Alice Freeman – Artist of the Month

November’s Artist of the Month is talented printmaker and sculptor Alice Freeman.

Alice’s work deals with the tactile and textural qualities in etching and sculpture. Born in St Ives, Cornwall, Alice Freeman studied at Byam Shaw School of Art and Camberwell College and is currently exhibiting at ‘The Annual Open Exhibition’ at the Royal West of England Academy (RWA). She has also taken over our Instagram for a week. Follow us on @Artiqgram to see Alice’s posts.

Read the full interview below

What are you working on at the moment?

At present I am developing a series of etchings based on the deserted towns of Syria. Although absolutely devastating, there is something beautiful about these abandoned, skeletal buildings left to ruin and decay. Alongside this I am working with some new materials to create large-scale sculptures that will be displayed with these prints.

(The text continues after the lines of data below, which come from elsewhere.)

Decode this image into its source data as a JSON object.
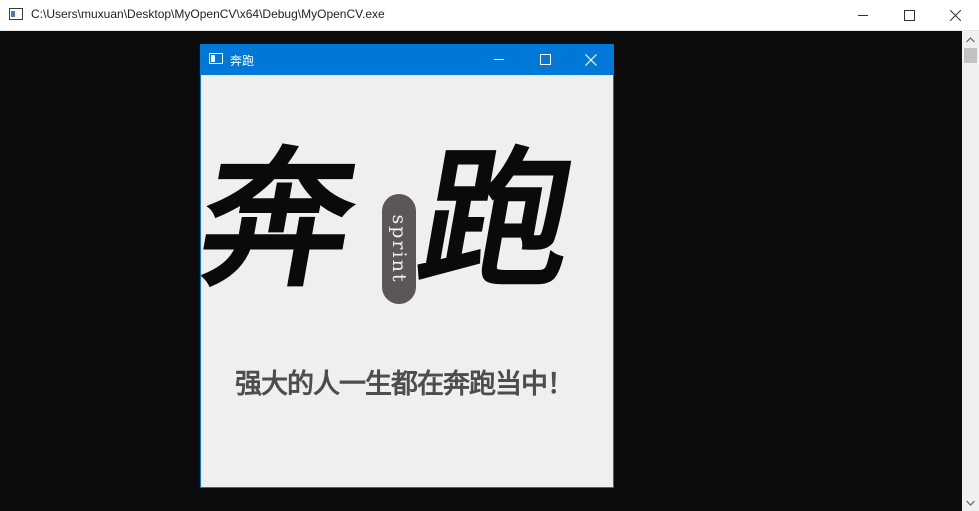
{
  "console_window": {
    "title": "C:\\Users\\muxuan\\Desktop\\MyOpenCV\\x64\\Debug\\MyOpenCV.exe",
    "buttons": {
      "minimize": "minimize-icon",
      "maximize": "maximize-icon",
      "close": "close-icon"
    },
    "background_color": "#0c0c0c"
  },
  "image_window": {
    "title": "奔跑",
    "accent_color": "#0078d7",
    "image": {
      "left_character": "奔",
      "right_character": "跑",
      "badge_text": "sprint",
      "slogan": "强大的人一生都在奔跑当中！"
    }
  }
}
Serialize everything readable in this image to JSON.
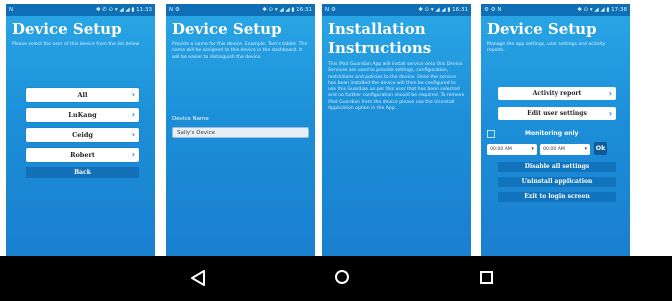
{
  "screens": [
    {
      "status_left": "N",
      "status_right": "✱ ✆ ⊙ ▾ ◢ ◢ ▮ 11:33",
      "title": "Device Setup",
      "description": "Please select the user of this device from the list below",
      "users": [
        "All",
        "LuKang",
        "Ceidg",
        "Robert"
      ],
      "back_label": "Back"
    },
    {
      "status_left": "N ⚙",
      "status_right": "✱ ⊙ ▾ ◢ ◢ ▮ 16:31",
      "title": "Device Setup",
      "description": "Provide a name for this device. Example: Tom's tablet. The name will be assigned to this device in the dashboard. It will be easier to distinguish the device.",
      "field_label": "Device Name",
      "field_value": "Sally's Device"
    },
    {
      "status_left": "N ⚙",
      "status_right": "✱ ⊙ ▾ ◢ ◢ ▮ 16:31",
      "title": "Installation Instructions",
      "description": "This iPad Guardian App will install service onto this Device. Services are used to provide settings, configuration, restrictions and policies to the device. Once the service has been installed the device will then be configured to use this Guardian as per this user that has been selected and no further configuration should be required. To remove iPad Guardian from the device please use the Uninstall Application option in the App."
    },
    {
      "status_left": "⚙ ⚙ N",
      "status_right": "✱ ⊙ ▾ ◢ ◢ ▮ 17:38",
      "title": "Device Setup",
      "description": "Manage the app settings, user settings and activity reports.",
      "activity_label": "Activity report",
      "edit_label": "Edit user settings",
      "monitoring_label": "Monitoring only",
      "time_from": "00:00 AM",
      "time_to": "00:00 AM",
      "ok_label": "Ok",
      "disable_label": "Disable all settings",
      "uninstall_label": "Uninstall application",
      "exit_label": "Exit to login screen"
    }
  ],
  "icons": {
    "back": "back-triangle-icon",
    "home": "home-circle-icon",
    "recents": "recents-square-icon"
  }
}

What artists have influenced your practice?

There are many artists who have been of influence to me over the years, these include: Eva Hesse, Louise Bourgeoius, Norman Achroyd, Anselm Kiefer, Anish Kapoor, Tara Donovan, Ernesto Netto and Emma Stibbon.

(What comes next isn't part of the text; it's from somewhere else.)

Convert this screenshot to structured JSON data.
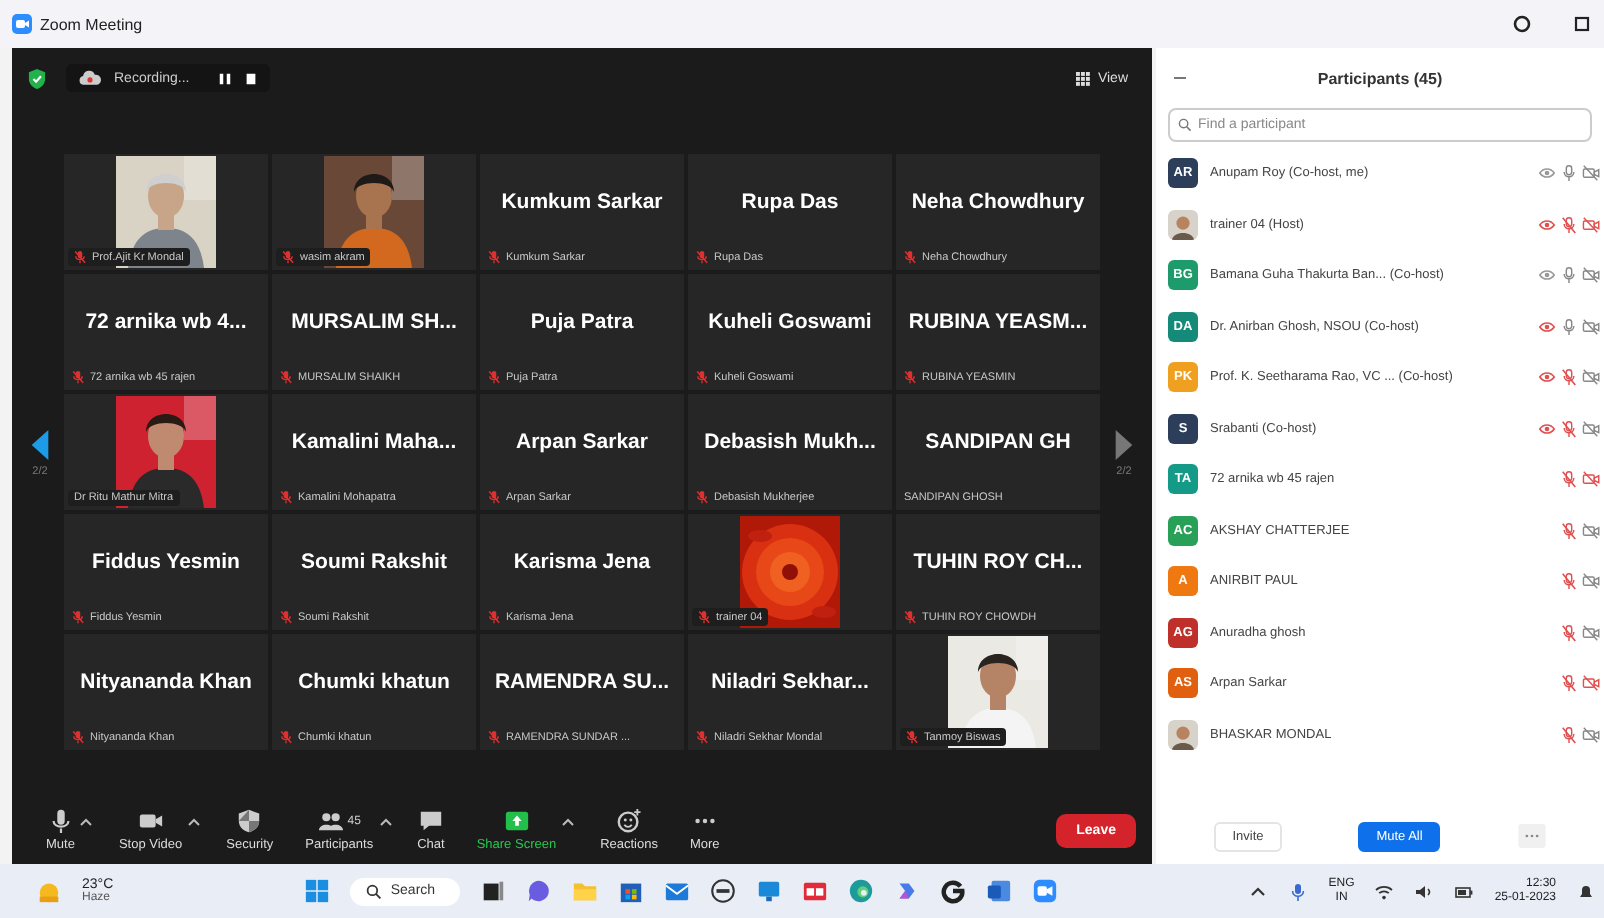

Tell us about your dream project.

To create etchings you are limited to the size of the printing press. I aim to develop my prints so they could be displayed at a much larger scale. I would want to create grand scale sculptures that could be shown alongside these based on texture and material.

What’s the last exhibition you saw that made an impact on you?

The Mona Hatoum exhibition at Tate Modern.

What is the one thing you cannot live without?

Creativity

Has any place or environment affected your work?

At the start of this year I participated in a site-specific exhibition with Studio Upstairs. The work was shown in a derelict building ‘Safehouse’ in Peckham, run by Maverick Projects. The sculptures I created were based on the space they were displayed in, a dark room with peeling wallpaper and crumbling ceilings. I made large latex hollow tubes that were lit from inside, hung from the ceiling and created strange shapes and shadows within the room. 

What do you do in your spare time?

Creating my art and surviving takes up all my time.

Take us through the lifespan of creating a work of art.

It begins with an idea, usually from found imagery or within nature. I make some preliminary sketches and plans to work onto the metal. I then have to prepare the metal plate and cover it in a wax ground. I scratch the drawing into the metal. When I am happy with the image the metal is placed into the acid bath where it eats into the lines I’ve created. This is then removed and inked up. Paper is placed over the inked plate and it is run through an etching press, creating the print. I usually then go back and work into the drawing some more. The process can take months.

How does material/medium inform your practice?

To create my sculptures I am constantly searching for new and unusual materials to experiment with. Form and texture make up the main components within this area that I work. I enjoy creating sculpture that looks organic but is made from completely artificial and man-made materials.

Are you exhibiting anywhere at the moment?

At present I have work in ‘The Annual Open Exhibition’ at the Royal West of England Academy (RWA) and at the Royal United Hospitals in Bath.